The other cases (the ones that happen to me in practice) are:
- You start working in some changes, and you realize that you are in the wrong branch.
- You are making some last minute addition to a pull request, and before you commit and push, the pull request is merged. So, you want to continue the work in a new branch.
The problem is that when you have uncommitted changes in your working directory, and you try to change branch, you get the next error message: error: Your local changes to the following files would be overwritten by checkout preventing any branch change until you commit those changes. But committing in the current branch is not what we want.
The solution in this case is git stash. With it, the changes in the working directory are saved into a stack, and the working directory becomes clean. This allows us to freely switch branches, and perform other operations. Once we have the environment ready, and we are in the branch in which the stacked changes belong to, then we can simply git stash apply. We will get the uncommitted changes back to the working directory.
I want to test or edit someone else pull request
This is something that mainly project maintainers do, but that can be useful for anyone. In general, when someone opens a pull request, the changes are reviewed, and feedback is provided, both in the GitHub (or similar) interface. And the author, who already got the branch locally, makes changes and run the code. But in some cases, it may be useful to get the changes of the pull request locally, so they can be run, and edited.
One example could be a stale pull request, that was opened many months ago and that the author is not interesting in updating anymore. But it contains code, that with few changes, would be nice to get merged.
Git is a distributed system, and there is nothing in git itself that tells which is the "official" repository, and which are forks. To interact with other repositories from your local copy, all you need is to set a remote, fetch the changes, and switch to their branches. This would be done with the commands:
- git remote add <remote-name-for-user-fork> <url-to-user-fork>
- git fetch <remote-name-for-user-fork>
Now, we already have locally all the data in the repo of the author of the pull request. Next thing is to checkout the branch used for the pull request. This can be done with:
- git branch <branch-name> --track <remote-name-for-user-fork>/<branch-name>
Now we have the code in the pull request in our working directory.
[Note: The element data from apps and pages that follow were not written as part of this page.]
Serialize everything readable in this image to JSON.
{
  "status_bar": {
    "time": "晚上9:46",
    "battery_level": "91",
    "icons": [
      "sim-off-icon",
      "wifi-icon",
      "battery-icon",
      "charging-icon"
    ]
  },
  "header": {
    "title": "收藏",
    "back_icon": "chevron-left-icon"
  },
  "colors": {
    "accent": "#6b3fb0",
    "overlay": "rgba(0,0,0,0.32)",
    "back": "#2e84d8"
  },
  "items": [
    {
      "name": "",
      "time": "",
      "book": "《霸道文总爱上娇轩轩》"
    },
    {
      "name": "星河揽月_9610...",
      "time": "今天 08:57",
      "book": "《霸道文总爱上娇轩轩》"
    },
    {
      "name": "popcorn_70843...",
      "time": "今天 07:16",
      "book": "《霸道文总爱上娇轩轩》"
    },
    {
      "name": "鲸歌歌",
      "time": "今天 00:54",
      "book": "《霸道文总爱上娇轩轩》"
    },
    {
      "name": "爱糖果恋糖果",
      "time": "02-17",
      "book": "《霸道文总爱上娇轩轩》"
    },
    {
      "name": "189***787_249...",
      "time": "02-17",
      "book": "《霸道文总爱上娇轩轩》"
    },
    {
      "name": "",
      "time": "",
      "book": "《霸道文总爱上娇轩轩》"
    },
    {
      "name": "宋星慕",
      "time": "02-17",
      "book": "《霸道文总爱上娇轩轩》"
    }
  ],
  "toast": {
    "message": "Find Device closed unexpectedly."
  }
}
And we can run or edit.
GitHub has an option when creating a pull request "Allow edits from maintainers", that is checked by default. If the author of the pull request left it checked, then maintainers can push to the pull request branch after editing it locally. So, the updates are made in the same pull request, which can be merged when it's ready.
For people that are not maintainers, when the checkbox was unchecked, or when the fork of the author does not exist anymore, pushing to origin (your own fork), and opening a new pull request is required.
If editing other people branches is something that needs to be done often, it is probably a good idea to use hub, a tool from GitHub. It can be installed with conda:
- conda install -c conda-forge hub
And then, checking out the branch from a pull request is as simple as:
- hub checkout <github-url-of-the-pull-request>
Which will set up the remotes, and make the branch track the parent, so changes can be pushed with a simple git push given the right permissions.